  3553. wouldst get if thou didst crave.
  3554. Wounds of her Son.
  3555. "Wow! wow! wow!"
  3556. Wrap their old limbs with sombre ivy twine.
  3557. Wrapped round with thought, content to watch and dream.
  3558. Wraps her moist arms, seas, rivers, lakes, and fountains.
  3559. Wrapt in the old miasmal mist.
  3560. Wrecked, solitary, here.
  3561. "Wring her pillow-cases."
  3562. Writ in my psalter.
  3563. W'y, rain's my choice.
  3564. Y one who framed me. Or the one who penned Him.
  3565. Ye have done it unto Me.
  3566. Ye know on earth, and all ye need to know."
  3567. Ye old mule.
  3568. Yea, beds for all who come.

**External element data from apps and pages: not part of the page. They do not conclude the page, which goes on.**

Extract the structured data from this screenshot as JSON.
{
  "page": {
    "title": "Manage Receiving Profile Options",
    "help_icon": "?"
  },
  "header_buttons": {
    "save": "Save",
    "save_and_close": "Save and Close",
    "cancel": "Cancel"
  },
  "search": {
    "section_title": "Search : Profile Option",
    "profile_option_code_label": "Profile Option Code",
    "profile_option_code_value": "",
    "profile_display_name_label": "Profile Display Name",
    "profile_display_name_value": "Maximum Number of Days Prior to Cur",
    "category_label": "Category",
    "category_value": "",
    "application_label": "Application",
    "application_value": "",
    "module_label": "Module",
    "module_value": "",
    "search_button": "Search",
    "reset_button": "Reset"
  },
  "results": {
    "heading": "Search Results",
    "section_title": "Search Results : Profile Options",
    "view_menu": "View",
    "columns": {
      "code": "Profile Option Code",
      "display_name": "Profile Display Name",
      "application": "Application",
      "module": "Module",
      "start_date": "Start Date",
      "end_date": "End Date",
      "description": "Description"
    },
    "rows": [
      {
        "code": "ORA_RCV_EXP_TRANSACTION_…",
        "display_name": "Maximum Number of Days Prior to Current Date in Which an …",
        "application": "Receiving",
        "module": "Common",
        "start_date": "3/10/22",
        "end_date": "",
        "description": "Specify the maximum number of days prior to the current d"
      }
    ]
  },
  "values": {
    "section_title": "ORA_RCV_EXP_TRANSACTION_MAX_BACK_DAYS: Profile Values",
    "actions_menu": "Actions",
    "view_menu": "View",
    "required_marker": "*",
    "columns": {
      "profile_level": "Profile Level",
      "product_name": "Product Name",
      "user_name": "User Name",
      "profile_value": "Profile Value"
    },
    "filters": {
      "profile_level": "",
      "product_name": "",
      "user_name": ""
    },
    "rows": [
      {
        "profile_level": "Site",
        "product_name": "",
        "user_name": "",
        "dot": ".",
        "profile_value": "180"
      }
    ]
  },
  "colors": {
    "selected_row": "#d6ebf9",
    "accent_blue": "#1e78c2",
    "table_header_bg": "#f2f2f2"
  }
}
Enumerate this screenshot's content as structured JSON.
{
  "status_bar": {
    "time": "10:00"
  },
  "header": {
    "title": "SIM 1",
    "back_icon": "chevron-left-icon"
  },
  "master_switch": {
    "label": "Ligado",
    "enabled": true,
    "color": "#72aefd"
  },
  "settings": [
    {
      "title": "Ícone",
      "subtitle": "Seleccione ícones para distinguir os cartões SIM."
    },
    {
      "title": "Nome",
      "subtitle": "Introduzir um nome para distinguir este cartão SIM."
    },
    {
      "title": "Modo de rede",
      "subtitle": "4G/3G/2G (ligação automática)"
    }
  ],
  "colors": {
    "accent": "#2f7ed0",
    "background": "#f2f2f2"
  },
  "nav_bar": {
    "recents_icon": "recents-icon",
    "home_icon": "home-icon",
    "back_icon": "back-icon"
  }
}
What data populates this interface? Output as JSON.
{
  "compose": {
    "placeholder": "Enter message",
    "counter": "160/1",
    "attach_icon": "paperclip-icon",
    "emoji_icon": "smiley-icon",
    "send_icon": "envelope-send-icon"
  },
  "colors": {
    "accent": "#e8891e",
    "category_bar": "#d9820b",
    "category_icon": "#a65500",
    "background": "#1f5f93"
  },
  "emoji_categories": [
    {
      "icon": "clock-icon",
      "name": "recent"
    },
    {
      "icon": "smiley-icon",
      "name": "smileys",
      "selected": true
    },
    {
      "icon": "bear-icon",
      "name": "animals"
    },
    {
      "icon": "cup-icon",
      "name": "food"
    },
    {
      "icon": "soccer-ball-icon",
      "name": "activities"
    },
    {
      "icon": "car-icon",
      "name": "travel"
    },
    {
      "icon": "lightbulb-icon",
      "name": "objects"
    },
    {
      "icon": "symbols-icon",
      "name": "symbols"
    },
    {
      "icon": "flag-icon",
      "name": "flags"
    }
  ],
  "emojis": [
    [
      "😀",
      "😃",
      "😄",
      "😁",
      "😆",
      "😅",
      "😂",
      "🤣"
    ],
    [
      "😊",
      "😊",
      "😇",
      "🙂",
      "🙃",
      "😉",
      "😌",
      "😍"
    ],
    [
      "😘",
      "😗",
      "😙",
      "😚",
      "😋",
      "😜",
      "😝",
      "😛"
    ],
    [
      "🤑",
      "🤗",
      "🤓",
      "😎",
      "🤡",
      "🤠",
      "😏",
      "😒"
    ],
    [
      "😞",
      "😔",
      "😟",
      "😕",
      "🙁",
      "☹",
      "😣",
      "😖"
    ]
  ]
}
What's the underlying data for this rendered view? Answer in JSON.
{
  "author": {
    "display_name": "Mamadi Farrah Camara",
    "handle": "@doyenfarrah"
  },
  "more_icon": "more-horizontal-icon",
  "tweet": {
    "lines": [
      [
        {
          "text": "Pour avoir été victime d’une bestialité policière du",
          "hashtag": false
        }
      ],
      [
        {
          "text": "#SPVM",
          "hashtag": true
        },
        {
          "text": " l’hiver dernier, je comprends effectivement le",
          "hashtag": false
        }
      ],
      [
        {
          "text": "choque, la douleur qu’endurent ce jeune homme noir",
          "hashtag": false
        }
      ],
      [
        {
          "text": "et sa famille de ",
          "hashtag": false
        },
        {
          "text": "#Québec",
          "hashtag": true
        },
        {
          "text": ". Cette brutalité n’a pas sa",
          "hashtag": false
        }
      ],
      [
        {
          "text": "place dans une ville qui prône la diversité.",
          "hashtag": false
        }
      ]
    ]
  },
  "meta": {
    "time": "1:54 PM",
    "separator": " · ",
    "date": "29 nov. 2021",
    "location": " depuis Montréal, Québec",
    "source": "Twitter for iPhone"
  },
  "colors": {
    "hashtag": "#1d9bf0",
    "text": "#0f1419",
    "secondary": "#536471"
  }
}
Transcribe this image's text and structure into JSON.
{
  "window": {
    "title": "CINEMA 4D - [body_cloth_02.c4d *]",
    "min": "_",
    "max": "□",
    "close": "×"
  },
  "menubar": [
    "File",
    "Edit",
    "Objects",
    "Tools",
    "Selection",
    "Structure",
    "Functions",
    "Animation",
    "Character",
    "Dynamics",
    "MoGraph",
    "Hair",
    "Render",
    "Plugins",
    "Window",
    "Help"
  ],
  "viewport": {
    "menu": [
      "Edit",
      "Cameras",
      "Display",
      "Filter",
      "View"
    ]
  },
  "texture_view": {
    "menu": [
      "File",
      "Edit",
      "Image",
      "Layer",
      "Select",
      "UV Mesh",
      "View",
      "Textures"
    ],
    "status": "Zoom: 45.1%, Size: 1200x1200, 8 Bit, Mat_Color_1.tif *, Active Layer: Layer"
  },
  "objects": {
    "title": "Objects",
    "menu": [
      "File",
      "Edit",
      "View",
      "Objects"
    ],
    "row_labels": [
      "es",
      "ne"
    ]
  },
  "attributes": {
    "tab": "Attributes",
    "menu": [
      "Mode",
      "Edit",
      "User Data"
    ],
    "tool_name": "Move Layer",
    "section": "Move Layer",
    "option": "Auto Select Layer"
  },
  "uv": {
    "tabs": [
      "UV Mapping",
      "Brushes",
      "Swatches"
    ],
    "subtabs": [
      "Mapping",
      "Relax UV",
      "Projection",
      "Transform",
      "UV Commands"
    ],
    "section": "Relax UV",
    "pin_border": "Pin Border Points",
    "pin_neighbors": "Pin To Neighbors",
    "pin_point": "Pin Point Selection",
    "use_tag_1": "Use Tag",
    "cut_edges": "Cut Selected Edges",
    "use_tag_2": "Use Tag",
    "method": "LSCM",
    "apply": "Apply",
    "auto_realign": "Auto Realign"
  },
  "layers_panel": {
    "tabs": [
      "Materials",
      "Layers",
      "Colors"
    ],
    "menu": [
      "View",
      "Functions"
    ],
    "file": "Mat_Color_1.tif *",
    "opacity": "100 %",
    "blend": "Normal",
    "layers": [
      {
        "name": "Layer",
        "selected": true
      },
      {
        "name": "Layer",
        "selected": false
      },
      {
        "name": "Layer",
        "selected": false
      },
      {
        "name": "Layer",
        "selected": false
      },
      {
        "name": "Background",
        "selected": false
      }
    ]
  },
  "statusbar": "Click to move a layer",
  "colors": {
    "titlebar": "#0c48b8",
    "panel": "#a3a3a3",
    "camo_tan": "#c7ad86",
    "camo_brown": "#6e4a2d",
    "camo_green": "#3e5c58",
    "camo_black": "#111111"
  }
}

  3569. Yea, though I'm sorry for thee.
  3570. Yea, turn back awhile to thy travail whence the Gods stood aloof to behold?
  3571. Yer lie!
  3572. "Yes, dear! they are all at home!"
  3573. Yet am I still inviolate to you.
  3574. Yet far, far dearer were the name of Friend.
  3575. Yet fell; remember, and fear to transgress.
  3576. Yet have I been a foster.
  3577. Yet I failed to become any fatter!"
  3578. yet live in other bodies.
  3579. Yet the language so lovely! like the dyes from gas-tar.
  3580. Yet this is you.
  3581. Yet 'tis the weakness of a virtuous mind.
  3582. Yet will I love her till I die.
  3583. Yield to the strait allure of simple things.
  3584. Yit than I sall begyne yow for to pleis.
  3585. Yo-ho-ho, and a bottle of rum!
  3586. Yon band of black, belated crows still frets the evening air.
  3587. You are dead they shall not look upon your like again.
  3588. You are our female shame and sunburst strength.
  3589. You can love and think, and the Earth cannot!"
  3590. You copper-sulphate blue-bird!
  3591. "You didn't visit Little Tooting?!!"
  3592. you do peruse the rest.
  3593. you escaped?
  3594. You have spoken your message and earned your rest.
  3595. You have your choice, so which way round?
  3596. you hew form truly
  3597. You know where.
  3598. You loved when all was young.
  3599. You may for ever tarry.
  3600. You may then lyve in joye perdurably."
  3601. You merit more; nor could my love do less.
  3602. You might as well live.
  3603. You must be proud, if you'll be wise.
  3604. You must bear all the venom of his tooth!
  3605. You shall be true to them who'are false to you'."
  3606. You shall never remain in Thermopylæ."
  3607. You still may love: the sweetest thing on Earth.
  3608. You through the flame.
  3609. You vermifuge.
  3610. You wanted, harder than death, ampersand
  3611. You'll find me, boys, where my handkerchief is flyin' at half-mast."
  3612. You'll never forget the mademoiselle, hinky dinky, parlee-voo.
  3613. You'll never know.
  3614. Your blood can listen, every time.
  3615. your Cownsil's muddying Lyes?
  3616. Your faults had made me love you more.
  3617. your inaccessible shrine.
  3618. you're killing me
  3619. Yours is a lower, and a happier star!
  3620. Youths a stuffe will not endure.
  3621. you've all our lives to praise the rest.
  3622. –But a locked door.